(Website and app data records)

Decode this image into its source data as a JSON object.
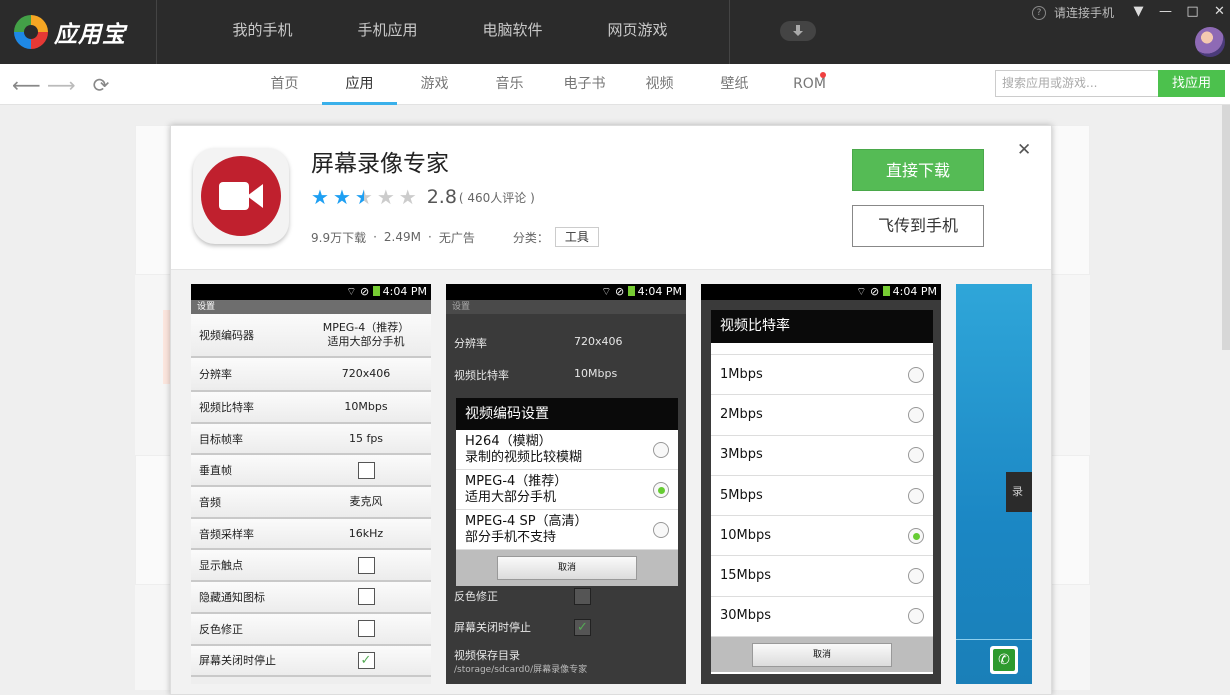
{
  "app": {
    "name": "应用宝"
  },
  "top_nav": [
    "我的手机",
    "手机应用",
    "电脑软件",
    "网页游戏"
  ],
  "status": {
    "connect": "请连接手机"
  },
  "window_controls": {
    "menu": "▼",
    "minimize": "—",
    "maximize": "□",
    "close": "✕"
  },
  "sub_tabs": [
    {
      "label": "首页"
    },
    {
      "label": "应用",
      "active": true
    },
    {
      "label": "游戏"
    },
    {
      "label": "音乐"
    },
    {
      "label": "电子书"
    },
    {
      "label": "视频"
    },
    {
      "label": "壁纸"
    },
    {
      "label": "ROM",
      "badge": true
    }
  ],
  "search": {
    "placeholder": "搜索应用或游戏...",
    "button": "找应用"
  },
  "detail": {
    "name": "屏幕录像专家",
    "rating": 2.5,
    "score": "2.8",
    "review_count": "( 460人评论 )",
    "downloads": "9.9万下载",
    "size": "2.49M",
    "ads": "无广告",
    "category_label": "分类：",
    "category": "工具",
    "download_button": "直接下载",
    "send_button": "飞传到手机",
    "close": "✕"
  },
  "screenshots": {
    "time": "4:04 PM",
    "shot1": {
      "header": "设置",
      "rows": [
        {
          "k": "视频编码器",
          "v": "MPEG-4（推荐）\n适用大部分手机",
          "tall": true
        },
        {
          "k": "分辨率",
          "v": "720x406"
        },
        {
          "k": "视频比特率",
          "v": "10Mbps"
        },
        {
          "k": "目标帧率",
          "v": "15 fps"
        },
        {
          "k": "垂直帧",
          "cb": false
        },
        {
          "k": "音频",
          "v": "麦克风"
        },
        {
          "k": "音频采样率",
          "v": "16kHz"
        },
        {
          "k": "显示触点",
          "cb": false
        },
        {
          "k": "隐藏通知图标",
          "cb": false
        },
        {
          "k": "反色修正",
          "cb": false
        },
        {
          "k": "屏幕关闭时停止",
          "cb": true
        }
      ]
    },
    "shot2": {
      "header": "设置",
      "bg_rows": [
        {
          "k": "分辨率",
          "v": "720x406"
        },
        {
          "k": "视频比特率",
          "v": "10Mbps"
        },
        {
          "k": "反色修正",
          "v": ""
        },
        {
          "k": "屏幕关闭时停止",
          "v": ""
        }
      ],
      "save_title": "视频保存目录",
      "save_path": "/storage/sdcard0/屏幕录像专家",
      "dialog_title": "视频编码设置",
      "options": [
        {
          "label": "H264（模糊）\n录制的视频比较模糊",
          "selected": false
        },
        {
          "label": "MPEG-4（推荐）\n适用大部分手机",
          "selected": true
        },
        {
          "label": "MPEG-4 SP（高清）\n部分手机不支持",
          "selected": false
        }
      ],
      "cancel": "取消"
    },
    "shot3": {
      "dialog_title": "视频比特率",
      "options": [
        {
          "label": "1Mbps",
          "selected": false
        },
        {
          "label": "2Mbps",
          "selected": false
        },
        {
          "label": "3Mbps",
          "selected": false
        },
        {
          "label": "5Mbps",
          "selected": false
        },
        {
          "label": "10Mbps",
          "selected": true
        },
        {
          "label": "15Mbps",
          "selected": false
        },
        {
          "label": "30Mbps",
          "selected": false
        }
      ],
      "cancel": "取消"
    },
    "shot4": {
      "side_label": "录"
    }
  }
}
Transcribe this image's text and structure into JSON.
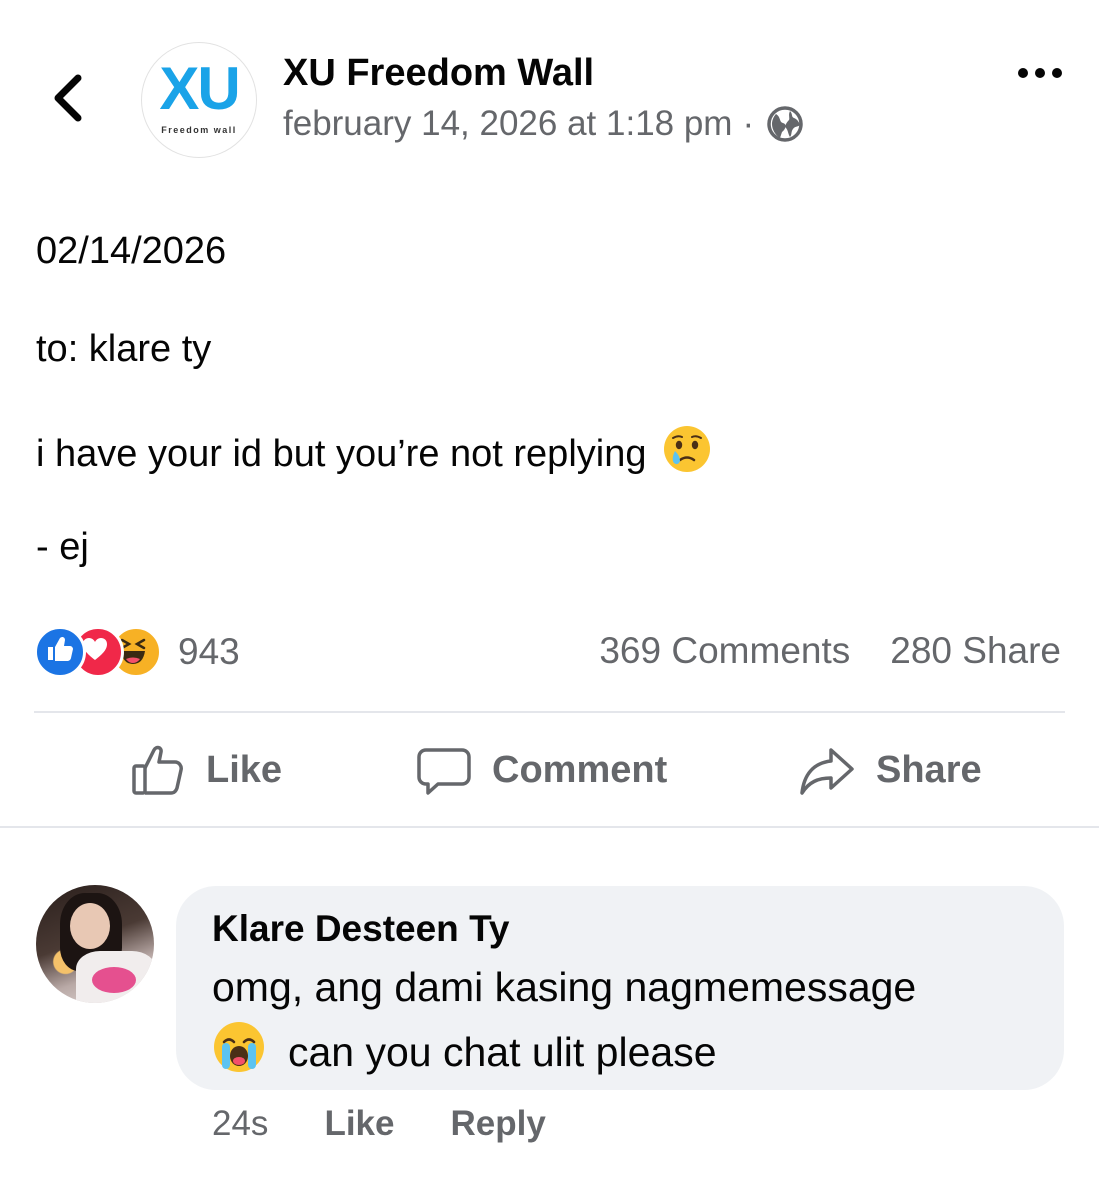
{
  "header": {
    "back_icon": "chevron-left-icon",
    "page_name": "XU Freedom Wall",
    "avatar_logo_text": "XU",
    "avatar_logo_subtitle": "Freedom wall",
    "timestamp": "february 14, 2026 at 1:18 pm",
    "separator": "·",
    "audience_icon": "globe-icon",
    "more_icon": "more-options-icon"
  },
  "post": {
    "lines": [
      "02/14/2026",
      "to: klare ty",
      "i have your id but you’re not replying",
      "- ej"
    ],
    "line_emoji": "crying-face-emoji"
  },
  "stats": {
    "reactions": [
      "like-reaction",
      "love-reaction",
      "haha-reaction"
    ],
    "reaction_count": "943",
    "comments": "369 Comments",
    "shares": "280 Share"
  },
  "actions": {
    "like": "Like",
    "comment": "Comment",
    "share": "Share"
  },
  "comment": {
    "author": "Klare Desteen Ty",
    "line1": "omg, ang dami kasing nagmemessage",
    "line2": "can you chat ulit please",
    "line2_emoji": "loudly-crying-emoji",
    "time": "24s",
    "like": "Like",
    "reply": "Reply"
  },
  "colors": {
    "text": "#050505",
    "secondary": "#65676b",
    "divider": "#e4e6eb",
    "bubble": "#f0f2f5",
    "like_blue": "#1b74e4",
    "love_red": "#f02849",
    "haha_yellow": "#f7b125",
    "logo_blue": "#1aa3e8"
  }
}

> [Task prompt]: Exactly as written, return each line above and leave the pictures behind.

> [Exercise answer]:
Decode this image into its source data as a JSON object.
{
  "app": {
    "name": "应用宝"
  },
  "top_nav": [
    "我的手机",
    "手机应用",
    "电脑软件",
    "网页游戏"
  ],
  "status": {
    "connect": "请连接手机"
  },
  "window_controls": {
    "menu": "▼",
    "minimize": "—",
    "maximize": "□",
    "close": "✕"
  },
  "sub_tabs": [
    {
      "label": "首页"
    },
    {
      "label": "应用",
      "active": true
    },
    {
      "label": "游戏"
    },
    {
      "label": "音乐"
    },
    {
      "label": "电子书"
    },
    {
      "label": "视频"
    },
    {
      "label": "壁纸"
    },
    {
      "label": "ROM",
      "badge": true
    }
  ],
  "search": {
    "placeholder": "搜索应用或游戏...",
    "button": "找应用"
  },
  "detail": {
    "name": "屏幕录像专家",
    "rating": 2.5,
    "score": "2.8",
    "review_count": "( 460人评论 )",
    "downloads": "9.9万下载",
    "size": "2.49M",
    "ads": "无广告",
    "category_label": "分类：",
    "category": "工具",
    "download_button": "直接下载",
    "send_button": "飞传到手机",
    "close": "✕"
  },
  "screenshots": {
    "time": "4:04 PM",
    "shot1": {
      "header": "设置",
      "rows": [
        {
          "k": "视频编码器",
          "v": "MPEG-4（推荐）\n适用大部分手机",
          "tall": true
        },
        {
          "k": "分辨率",
          "v": "720x406"
        },
        {
          "k": "视频比特率",
          "v": "10Mbps"
        },
        {
          "k": "目标帧率",
          "v": "15 fps"
        },
        {
          "k": "垂直帧",
          "cb": false
        },
        {
          "k": "音频",
          "v": "麦克风"
        },
        {
          "k": "音频采样率",
          "v": "16kHz"
        },
        {
          "k": "显示触点",
          "cb": false
        },
        {
          "k": "隐藏通知图标",
          "cb": false
        },
        {
          "k": "反色修正",
          "cb": false
        },
        {
          "k": "屏幕关闭时停止",
          "cb": true
        }
      ]
    },
    "shot2": {
      "header": "设置",
      "bg_rows": [
        {
          "k": "分辨率",
          "v": "720x406"
        },
        {
          "k": "视频比特率",
          "v": "10Mbps"
        },
        {
          "k": "反色修正",
          "v": ""
        },
        {
          "k": "屏幕关闭时停止",
          "v": ""
        }
      ],
      "save_title": "视频保存目录",
      "save_path": "/storage/sdcard0/屏幕录像专家",
      "dialog_title": "视频编码设置",
      "options": [
        {
          "label": "H264（模糊）\n录制的视频比较模糊",
          "selected": false
        },
        {
          "label": "MPEG-4（推荐）\n适用大部分手机",
          "selected": true
        },
        {
          "label": "MPEG-4 SP（高清）\n部分手机不支持",
          "selected": false
        }
      ],
      "cancel": "取消"
    },
    "shot3": {
      "dialog_title": "视频比特率",
      "options": [
        {
          "label": "1Mbps",
          "selected": false
        },
        {
          "label": "2Mbps",
          "selected": false
        },
        {
          "label": "3Mbps",
          "selected": false
        },
        {
          "label": "5Mbps",
          "selected": false
        },
        {
          "label": "10Mbps",
          "selected": true
        },
        {
          "label": "15Mbps",
          "selected": false
        },
        {
          "label": "30Mbps",
          "selected": false
        }
      ],
      "cancel": "取消"
    },
    "shot4": {
      "side_label": "录"
    }
  }
}
Transcribe this image's text and structure into JSON.
{
  "header": {
    "back_icon": "chevron-left-icon",
    "page_name": "XU Freedom Wall",
    "avatar_logo_text": "XU",
    "avatar_logo_subtitle": "Freedom wall",
    "timestamp": "february 14, 2026 at 1:18 pm",
    "separator": "·",
    "audience_icon": "globe-icon",
    "more_icon": "more-options-icon"
  },
  "post": {
    "lines": [
      "02/14/2026",
      "to: klare ty",
      "i have your id but you’re not replying",
      "- ej"
    ],
    "line_emoji": "crying-face-emoji"
  },
  "stats": {
    "reactions": [
      "like-reaction",
      "love-reaction",
      "haha-reaction"
    ],
    "reaction_count": "943",
    "comments": "369 Comments",
    "shares": "280 Share"
  },
  "actions": {
    "like": "Like",
    "comment": "Comment",
    "share": "Share"
  },
  "comment": {
    "author": "Klare Desteen Ty",
    "line1": "omg, ang dami kasing nagmemessage",
    "line2": "can you chat ulit please",
    "line2_emoji": "loudly-crying-emoji",
    "time": "24s",
    "like": "Like",
    "reply": "Reply"
  },
  "colors": {
    "text": "#050505",
    "secondary": "#65676b",
    "divider": "#e4e6eb",
    "bubble": "#f0f2f5",
    "like_blue": "#1b74e4",
    "love_red": "#f02849",
    "haha_yellow": "#f7b125",
    "logo_blue": "#1aa3e8"
  }
}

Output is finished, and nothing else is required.